Aloe greenii grows up to twenty lance-shaped to linear leaves that attenuate gradually and recurve slightly towards their tips. Oblong to elliptic white leaf markings are scattered in varying density along both leaf surfaces, sometimes becoming confluent in irregularly shaped transversal bands. Leaves become about 50 cm long and 8 cm wide at the base. The marginal leaf prickles are hard, sharp and pinkish brown.
One or two laxly flowered, slender inflorescences of up to 1,3 m are produced between midsummer and early autumn. Four to seven cylindrical to conical racemes form the panicle. Long, pointed, lanceolate bracts subtend every panicle branch. The dark to flesh pink perianth is constricted above the basal swelling over its ovary. The anthers and stigma are exserted from the perianth mouth.

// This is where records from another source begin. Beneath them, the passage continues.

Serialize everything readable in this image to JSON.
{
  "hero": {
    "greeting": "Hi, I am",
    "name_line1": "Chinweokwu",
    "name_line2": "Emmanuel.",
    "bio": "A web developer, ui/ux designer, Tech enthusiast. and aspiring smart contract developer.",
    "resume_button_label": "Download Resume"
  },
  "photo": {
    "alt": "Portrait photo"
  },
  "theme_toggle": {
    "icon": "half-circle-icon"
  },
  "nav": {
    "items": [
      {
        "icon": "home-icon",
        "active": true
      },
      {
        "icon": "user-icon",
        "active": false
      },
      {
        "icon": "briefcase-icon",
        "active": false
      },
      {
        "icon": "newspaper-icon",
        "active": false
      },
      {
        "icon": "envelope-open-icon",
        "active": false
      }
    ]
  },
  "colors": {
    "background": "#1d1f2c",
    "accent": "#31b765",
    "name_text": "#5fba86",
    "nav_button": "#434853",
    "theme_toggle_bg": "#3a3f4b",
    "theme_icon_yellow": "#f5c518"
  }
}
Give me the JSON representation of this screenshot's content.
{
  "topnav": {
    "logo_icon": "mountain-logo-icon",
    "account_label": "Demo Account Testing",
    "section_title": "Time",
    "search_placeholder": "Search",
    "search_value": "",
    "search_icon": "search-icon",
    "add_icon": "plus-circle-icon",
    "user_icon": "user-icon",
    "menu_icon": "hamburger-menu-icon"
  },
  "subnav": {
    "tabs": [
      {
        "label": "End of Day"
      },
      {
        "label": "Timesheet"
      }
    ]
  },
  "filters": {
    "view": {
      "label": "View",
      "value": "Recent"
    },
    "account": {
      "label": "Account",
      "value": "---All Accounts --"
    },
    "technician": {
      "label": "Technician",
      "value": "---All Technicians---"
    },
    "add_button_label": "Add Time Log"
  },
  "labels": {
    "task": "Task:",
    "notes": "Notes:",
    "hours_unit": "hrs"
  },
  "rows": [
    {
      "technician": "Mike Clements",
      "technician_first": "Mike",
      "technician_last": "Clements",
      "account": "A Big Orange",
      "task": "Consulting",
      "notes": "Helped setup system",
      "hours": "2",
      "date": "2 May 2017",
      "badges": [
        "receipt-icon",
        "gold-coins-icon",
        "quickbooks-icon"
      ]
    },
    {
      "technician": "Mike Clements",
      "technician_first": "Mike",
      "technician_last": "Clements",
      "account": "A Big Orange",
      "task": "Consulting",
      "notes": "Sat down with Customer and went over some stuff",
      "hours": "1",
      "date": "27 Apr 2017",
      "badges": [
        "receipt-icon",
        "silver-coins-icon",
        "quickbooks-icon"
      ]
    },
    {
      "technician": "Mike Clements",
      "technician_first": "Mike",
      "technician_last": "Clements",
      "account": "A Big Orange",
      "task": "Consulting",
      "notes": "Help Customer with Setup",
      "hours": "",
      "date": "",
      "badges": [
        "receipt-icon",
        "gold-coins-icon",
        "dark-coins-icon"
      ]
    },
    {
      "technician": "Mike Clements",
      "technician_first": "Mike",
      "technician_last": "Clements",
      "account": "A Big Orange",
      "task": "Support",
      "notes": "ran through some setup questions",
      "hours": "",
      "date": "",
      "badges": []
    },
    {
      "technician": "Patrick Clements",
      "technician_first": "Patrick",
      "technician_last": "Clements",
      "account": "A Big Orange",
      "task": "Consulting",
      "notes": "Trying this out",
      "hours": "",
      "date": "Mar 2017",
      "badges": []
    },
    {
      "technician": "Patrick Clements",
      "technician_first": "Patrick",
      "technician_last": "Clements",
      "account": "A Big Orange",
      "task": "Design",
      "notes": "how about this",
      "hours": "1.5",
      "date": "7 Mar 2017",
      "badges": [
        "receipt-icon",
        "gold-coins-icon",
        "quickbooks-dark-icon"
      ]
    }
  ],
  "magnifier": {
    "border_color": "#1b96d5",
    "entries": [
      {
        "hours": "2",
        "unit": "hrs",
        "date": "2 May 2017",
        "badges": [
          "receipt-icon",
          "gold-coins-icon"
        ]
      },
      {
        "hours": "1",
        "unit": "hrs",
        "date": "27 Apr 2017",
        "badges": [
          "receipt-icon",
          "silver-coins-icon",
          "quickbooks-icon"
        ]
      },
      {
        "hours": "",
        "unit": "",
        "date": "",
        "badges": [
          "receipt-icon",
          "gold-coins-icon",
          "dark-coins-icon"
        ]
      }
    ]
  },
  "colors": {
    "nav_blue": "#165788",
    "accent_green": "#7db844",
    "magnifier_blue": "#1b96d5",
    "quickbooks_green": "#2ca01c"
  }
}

Reynolds found the species more worth cultivating for its gracefully curving leaves than its flowers.
The closest resemblance to another species is A. pruinosa that flowers taller, doesn’t clump as much and has a stronger, greyish white bloom over flowers and peduncle.
The inflorescence sometimes produces plantlets vegetatively, a survival response found in several Aloe species (Van Wyk and Smith, 2003; Reynolds, 1974; Jeppe, 1969; www.plantzafrica.com).